CNN ran a story today about the so-called "shock" experiment that took place at Yale University in the early 1960s. The legacy of Stanley Milgram, who died 24 years ago on December 20, reaches far beyond that initial round of experiments.

His experiment in its standard form included a fake shock machine, a "teacher," a "learner" and an experimenter in a laboratory setting. The participant was told that he or she had to teach the student to memorize a pair of words, and the punishment for a wrong answer was a shock from the machine.

The teacher sat in front of the shock machine, which had 30 levers, each corresponding to an additional 15 volts. With each mistake the student made, the teacher had to pull the next lever to deliver a more painful punishment.

While the machine didn't generate shocks and a recorded voice track simulated painful reactions, the teacher was led to believe that he or she was shocking a student, who screamed and asked to leave at higher voltages, and eventually fell silent.

If the teacher questioned continuing as instructed, the experimenter simply said, "The experiment requires that you go on," said Thomas Blass, author of the biography "The Man Who Shocked The World: The Life and Legacy of Stanley Milgram" and the Web site

About 65 percent of participants pulled levers corresponding to the maximum voltage -- 450 volts -- in spite of the screams of agony from the learner.

Mr. Blass concludes that most people when confronted with a legitimate authority figure will act against their conscience if called to do so. Do you think that's true? Would anyone offer a comment admitting that he or she could be one of them? Not me, I hasten to tell you.

In my personal experience, I have two situations that relate. One is a lifelong observation of people in positions of power. My belief is that 95% abuse that power. Much of that abuse is minor, I grant you, a tone of voice, a disparaging look, but it counts as abuse in my book. On the other extreme of the spectrum are cases of police brutality, domestic violence and such. The CNN article talks about the Stanford Prison Experiment which addresses this tendency. And, of course, that famous aphorism, "Power corrupts and absolute power corrupts absolutely," covers it too.

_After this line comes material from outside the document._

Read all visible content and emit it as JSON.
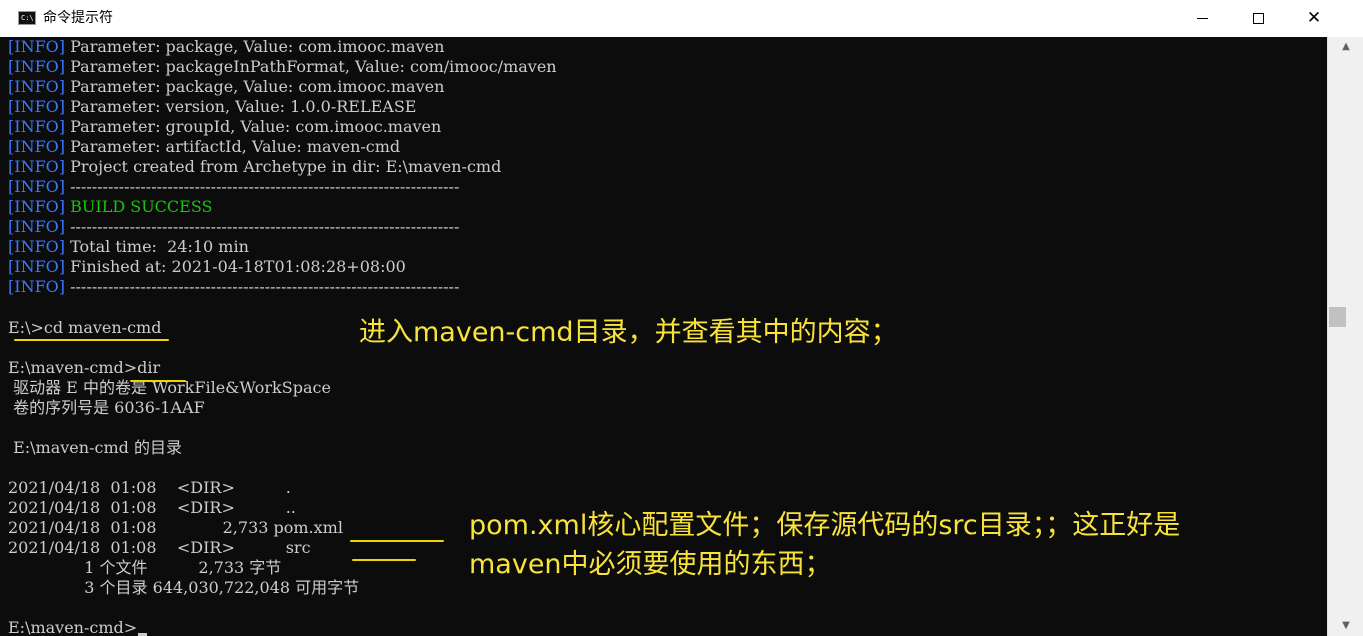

Another personal experience is the tendency of people working in bureaucratic organizations who go into what I call "compliance mode." This is when explicit or implicit orders come down from above and the middle level manager blindly obeys, too often enthusiastically. Sometimes these policies or instructions are badly thought-out, I suppose the ones making these decisions are too far removed from the ones who will actually implement them to have a real feel for their efficacy. The result is ever increased difficulty wading through the already difficult paper shuffling.

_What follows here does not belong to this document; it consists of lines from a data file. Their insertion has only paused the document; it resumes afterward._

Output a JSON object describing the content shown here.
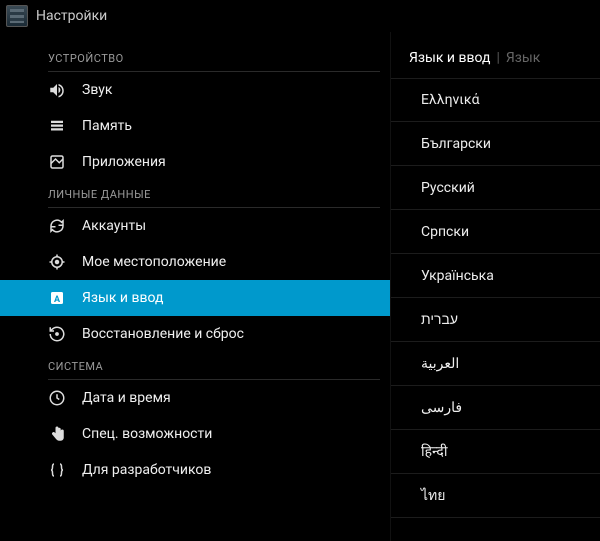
{
  "topbar": {
    "title": "Настройки"
  },
  "left": {
    "sections": [
      {
        "header": "УСТРОЙСТВО",
        "items": [
          {
            "id": "sound",
            "label": "Звук",
            "icon": "volume-icon"
          },
          {
            "id": "storage",
            "label": "Память",
            "icon": "storage-icon"
          },
          {
            "id": "apps",
            "label": "Приложения",
            "icon": "apps-icon"
          }
        ]
      },
      {
        "header": "ЛИЧНЫЕ ДАННЫЕ",
        "items": [
          {
            "id": "accounts",
            "label": "Аккаунты",
            "icon": "sync-icon"
          },
          {
            "id": "location",
            "label": "Мое местоположение",
            "icon": "location-icon"
          },
          {
            "id": "language",
            "label": "Язык и ввод",
            "icon": "language-icon",
            "selected": true
          },
          {
            "id": "backup",
            "label": "Восстановление и сброс",
            "icon": "restore-icon"
          }
        ]
      },
      {
        "header": "СИСТЕМА",
        "items": [
          {
            "id": "datetime",
            "label": "Дата и время",
            "icon": "clock-icon"
          },
          {
            "id": "accessibility",
            "label": "Спец. возможности",
            "icon": "hand-icon"
          },
          {
            "id": "developer",
            "label": "Для разработчиков",
            "icon": "braces-icon"
          }
        ]
      }
    ]
  },
  "right": {
    "title": "Язык и ввод",
    "crumb": "Язык",
    "languages": [
      "Ελληνικά",
      "Български",
      "Русский",
      "Српски",
      "Українська",
      "עברית",
      "العربية",
      "فارسی",
      "हिन्दी",
      "ไทย"
    ]
  }
}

I'm happy to report that I've resisted both of these types of behavior, usually as a recipient by expressing my opposition in various ways, and sometimes as a doer by simply trying to avoid or diminish the problem. How about you? Have you seen these things at work? How have you reacted and what have you done?

As a prison guard, would you abuse your power? If it's true that most would, what does this say about the prison guards working today? Should something be done about that?

Please feel free to comment.